"Sacred is not a special place, or a ritual, or a particular group of people.  It's more normal than that. ... the ritual isn't sacred, it just opens the door to the experience. ... sacred is available in our day-to-day lives" (p. 136).
It's all about being connected.  She asks the question at least three different ways.  How would you answer?
How would you describe sacred?
How would you describe the feeling of sacred?
When do I (you) experience sacred?

Sunday, September 1, 2013

Conversation #9 ~ When have I experienced working for the common good? (pp. 126-133)

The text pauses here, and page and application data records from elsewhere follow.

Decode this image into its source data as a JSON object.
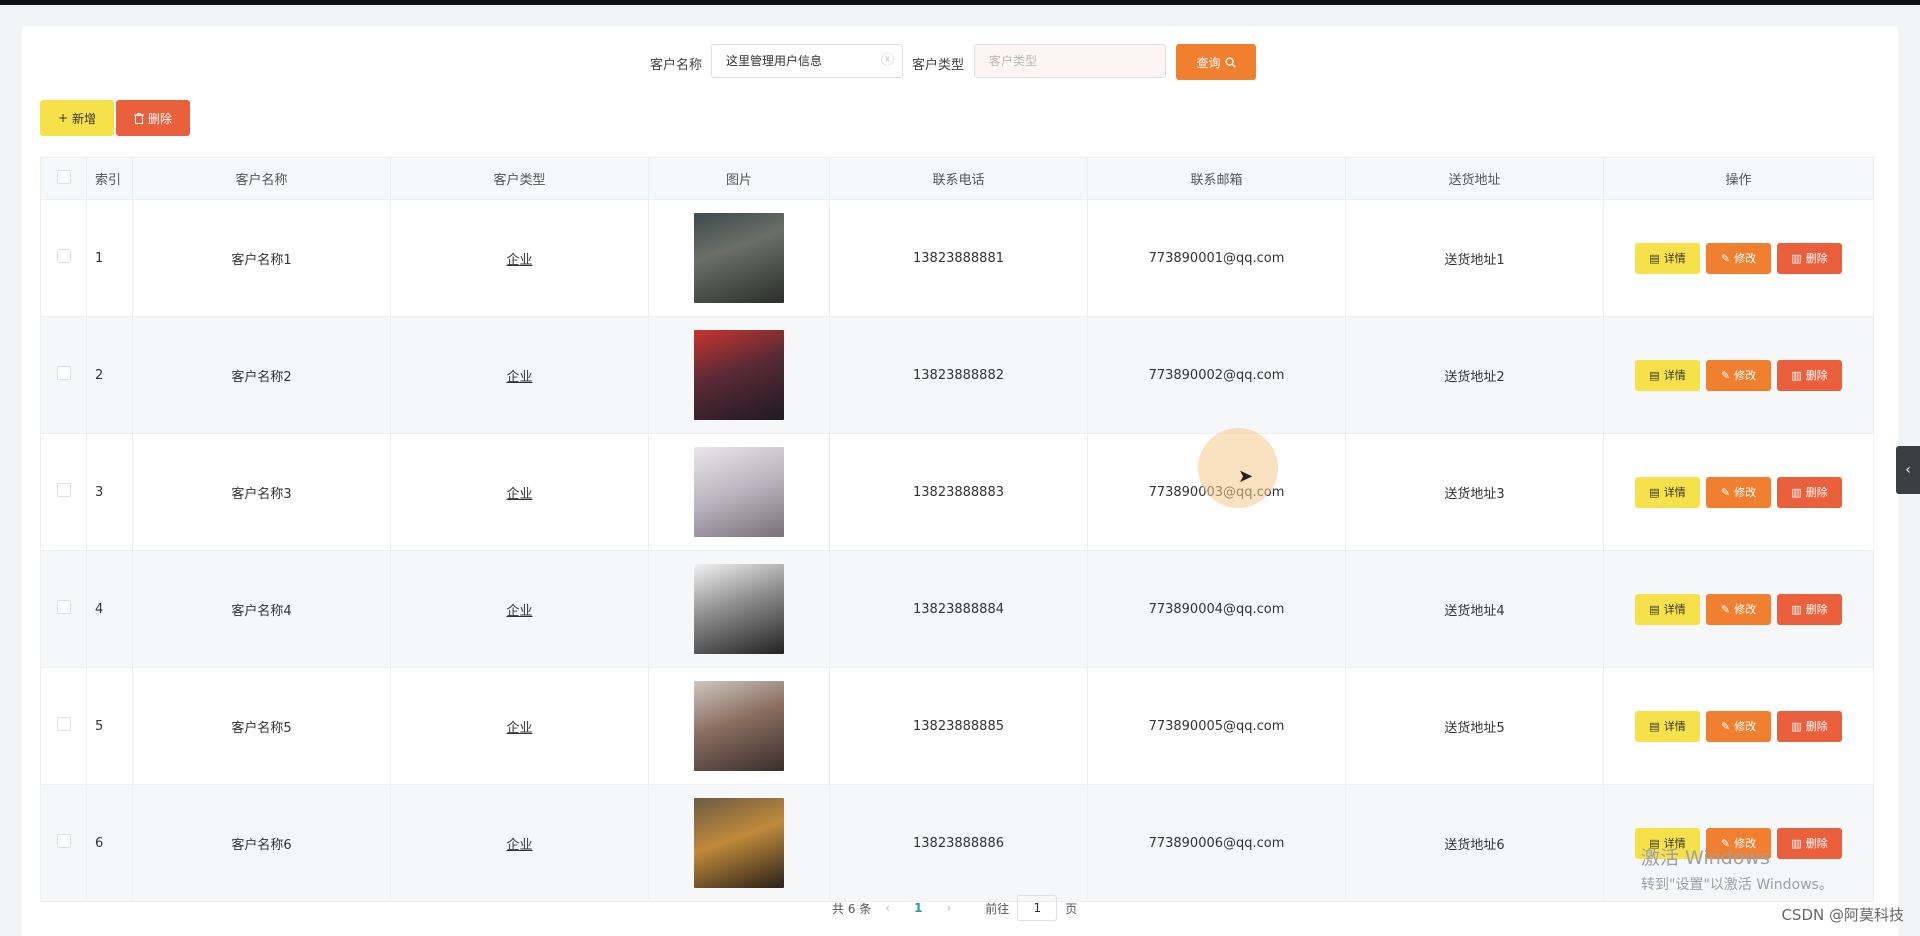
{
  "search": {
    "name_label": "客户名称",
    "name_value": "这里管理用户信息",
    "type_label": "客户类型",
    "type_placeholder": "客户类型",
    "query_label": "查询"
  },
  "toolbar": {
    "add_label": "新增",
    "delete_label": "删除"
  },
  "table": {
    "headers": [
      "索引",
      "客户名称",
      "客户类型",
      "图片",
      "联系电话",
      "联系邮箱",
      "送货地址",
      "操作"
    ],
    "rows": [
      {
        "index": "1",
        "name": "客户名称1",
        "type": "企业",
        "phone": "13823888881",
        "email": "773890001@qq.com",
        "address": "送货地址1"
      },
      {
        "index": "2",
        "name": "客户名称2",
        "type": "企业",
        "phone": "13823888882",
        "email": "773890002@qq.com",
        "address": "送货地址2"
      },
      {
        "index": "3",
        "name": "客户名称3",
        "type": "企业",
        "phone": "13823888883",
        "email": "773890003@qq.com",
        "address": "送货地址3"
      },
      {
        "index": "4",
        "name": "客户名称4",
        "type": "企业",
        "phone": "13823888884",
        "email": "773890004@qq.com",
        "address": "送货地址4"
      },
      {
        "index": "5",
        "name": "客户名称5",
        "type": "企业",
        "phone": "13823888885",
        "email": "773890005@qq.com",
        "address": "送货地址5"
      },
      {
        "index": "6",
        "name": "客户名称6",
        "type": "企业",
        "phone": "13823888886",
        "email": "773890006@qq.com",
        "address": "送货地址6"
      }
    ],
    "row_actions": {
      "detail": "详情",
      "edit": "修改",
      "delete": "删除"
    }
  },
  "pagination": {
    "total_text": "共 6 条",
    "current_page": "1",
    "goto_label": "前往",
    "goto_value": "1",
    "page_suffix": "页"
  },
  "watermark": {
    "line1": "激活 Windows",
    "line2": "转到\"设置\"以激活 Windows。"
  },
  "credit": "CSDN @阿莫科技",
  "colors": {
    "accent_orange": "#f08030",
    "accent_yellow": "#f6e14a",
    "danger_red": "#ea5f3c",
    "pager_active": "#1fa09a"
  },
  "icons": {
    "query": "search-icon",
    "add": "plus-icon",
    "delete": "trash-icon",
    "detail": "document-icon",
    "edit": "pencil-icon",
    "clear": "circle-x-icon",
    "prev": "chevron-left-icon",
    "next": "chevron-right-icon",
    "side": "chevron-left-icon"
  }
}
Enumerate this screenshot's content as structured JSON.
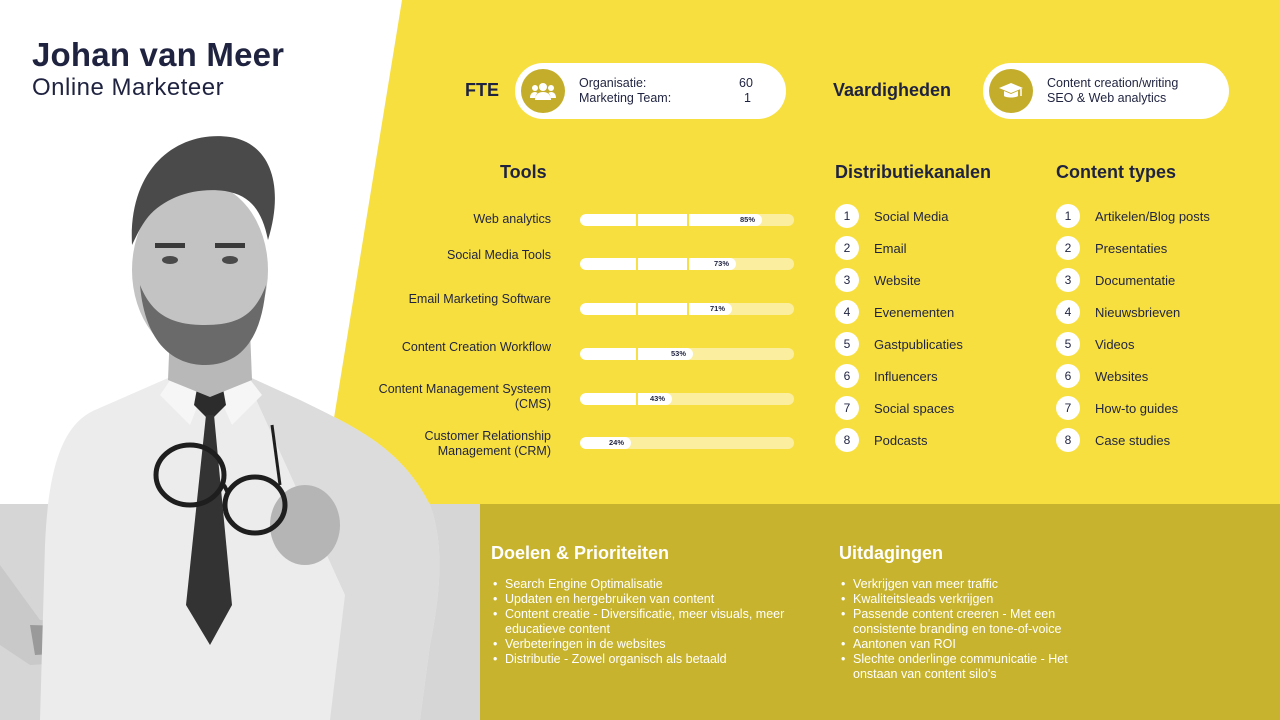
{
  "profile": {
    "name": "Johan van Meer",
    "role": "Online Marketeer"
  },
  "colors": {
    "yellow": "#f7df40",
    "olive": "#c7b32d",
    "navy": "#1f2340",
    "icon_circle": "#c4ad2a"
  },
  "fte": {
    "label": "FTE",
    "icon": "users-icon",
    "rows": [
      {
        "label": "Organisatie:",
        "value": "60"
      },
      {
        "label": "Marketing Team:",
        "value": "1"
      }
    ]
  },
  "skills": {
    "label": "Vaardigheden",
    "icon": "graduation-cap-icon",
    "lines": [
      "Content creation/writing",
      "SEO & Web analytics"
    ]
  },
  "tools": {
    "title": "Tools",
    "items": [
      {
        "label": "Web analytics",
        "percent": 85,
        "percent_label": "85%"
      },
      {
        "label": "Social Media Tools",
        "percent": 73,
        "percent_label": "73%"
      },
      {
        "label": "Email Marketing Software",
        "percent": 71,
        "percent_label": "71%"
      },
      {
        "label": "Content Creation Workflow",
        "percent": 53,
        "percent_label": "53%"
      },
      {
        "label": "Content Management Systeem (CMS)",
        "percent": 43,
        "percent_label": "43%"
      },
      {
        "label": "Customer Relationship Management (CRM)",
        "percent": 24,
        "percent_label": "24%"
      }
    ]
  },
  "channels": {
    "title": "Distributiekanalen",
    "items": [
      {
        "num": "1",
        "label": "Social Media"
      },
      {
        "num": "2",
        "label": "Email"
      },
      {
        "num": "3",
        "label": "Website"
      },
      {
        "num": "4",
        "label": "Evenementen"
      },
      {
        "num": "5",
        "label": "Gastpublicaties"
      },
      {
        "num": "6",
        "label": "Influencers"
      },
      {
        "num": "7",
        "label": "Social spaces"
      },
      {
        "num": "8",
        "label": "Podcasts"
      }
    ]
  },
  "content_types": {
    "title": "Content types",
    "items": [
      {
        "num": "1",
        "label": "Artikelen/Blog posts"
      },
      {
        "num": "2",
        "label": "Presentaties"
      },
      {
        "num": "3",
        "label": "Documentatie"
      },
      {
        "num": "4",
        "label": "Nieuwsbrieven"
      },
      {
        "num": "5",
        "label": "Videos"
      },
      {
        "num": "6",
        "label": "Websites"
      },
      {
        "num": "7",
        "label": "How-to guides"
      },
      {
        "num": "8",
        "label": "Case studies"
      }
    ]
  },
  "goals": {
    "title": "Doelen & Prioriteiten",
    "items": [
      "Search Engine Optimalisatie",
      "Updaten en hergebruiken van content",
      "Content creatie - Diversificatie, meer visuals, meer educatieve content",
      "Verbeteringen in de websites",
      "Distributie - Zowel organisch als betaald"
    ]
  },
  "challenges": {
    "title": "Uitdagingen",
    "items": [
      "Verkrijgen van meer traffic",
      "Kwaliteitsleads verkrijgen",
      "Passende content creeren - Met een consistente branding en tone-of-voice",
      "Aantonen van ROI",
      "Slechte onderlinge communicatie - Het onstaan van content silo's"
    ]
  }
}
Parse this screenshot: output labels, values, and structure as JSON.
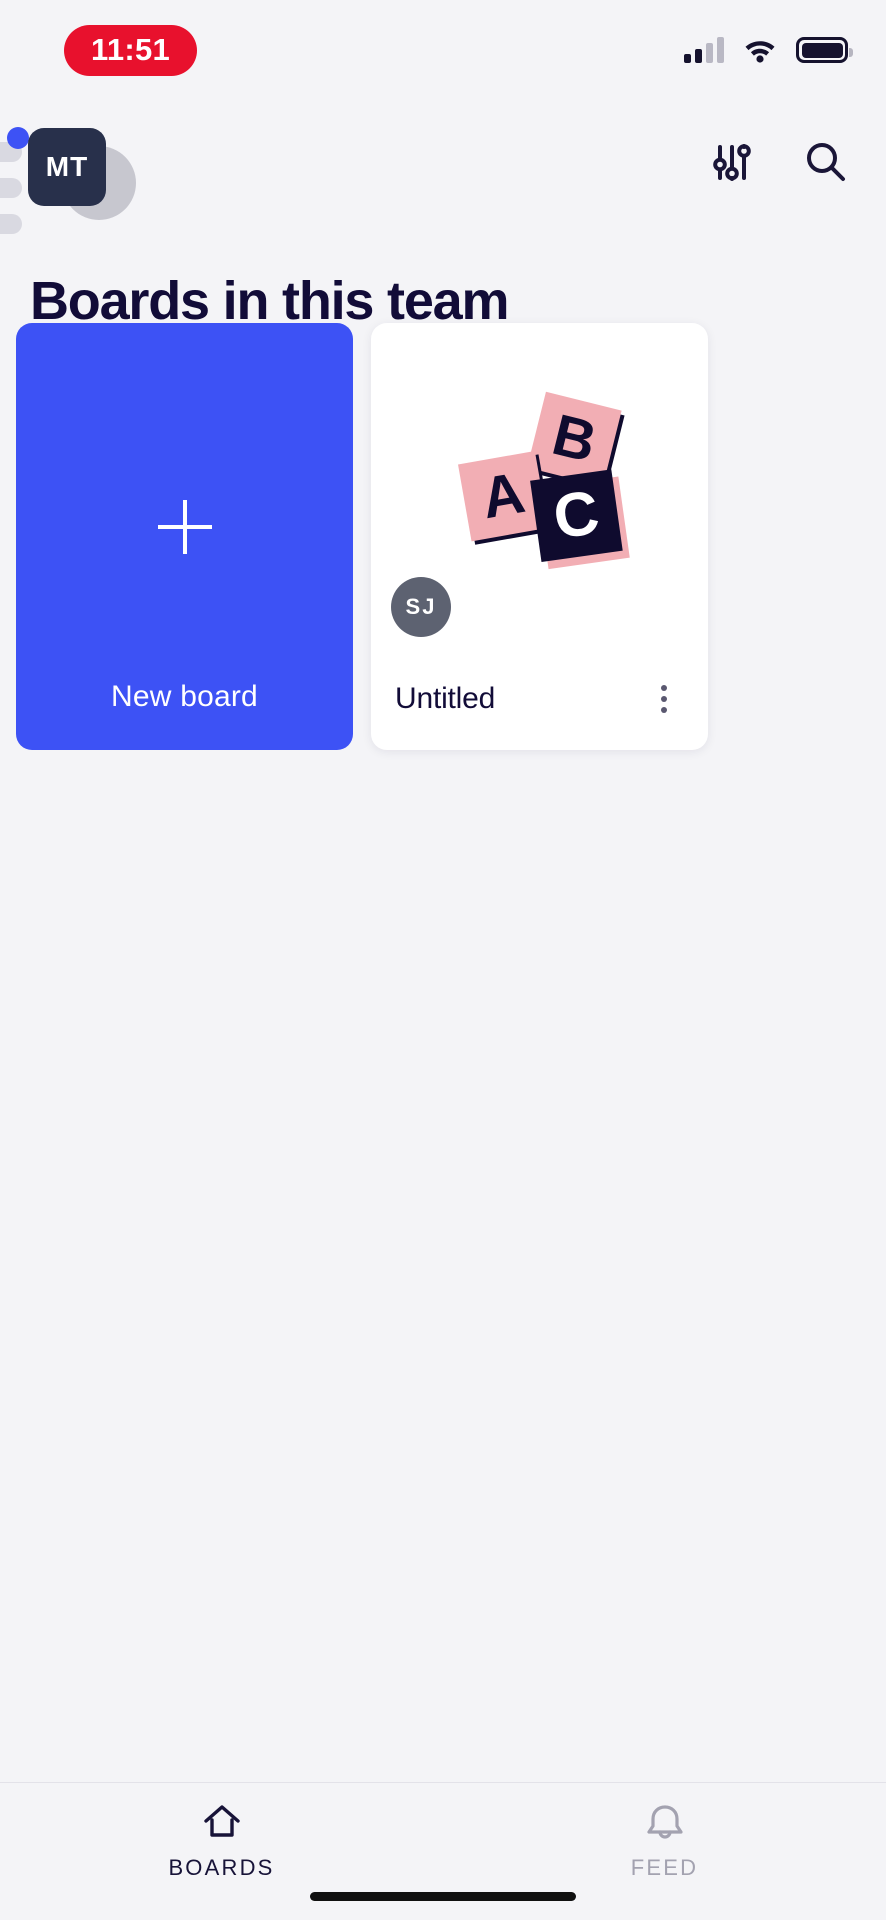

Think of "any experience where you worked for others rather than yourself" (p. 129).  Meg Wheatley asks these questions.  Choose one or two — or just tell us about the experience.
  • How well do you remember that experience?
  • Do you remember the purpose of the work?
  • How often did your efforts teeter on the brink of failure?
  • How many times were you surprised by someone's ingenuity, or your own?
  • And now, long after it's over, how do you feel about those with whom you shared this experience?
This weekend, I read about a brave soldier and learned this:
"What motivates soldiers in combat is not hatred of their enemy, but love for their comrades."
Wheatley said a lot in this part of Turning to One Another.
  • "When we work for the common good, we experience each other in new ways. ... We focus on the work, not on each other" (p. 130).
  • "[W]hen we serve others, we gain more than hope.  We gain energy" (p. 131).
How would you answer her question:  "When have I experienced working for the common good?"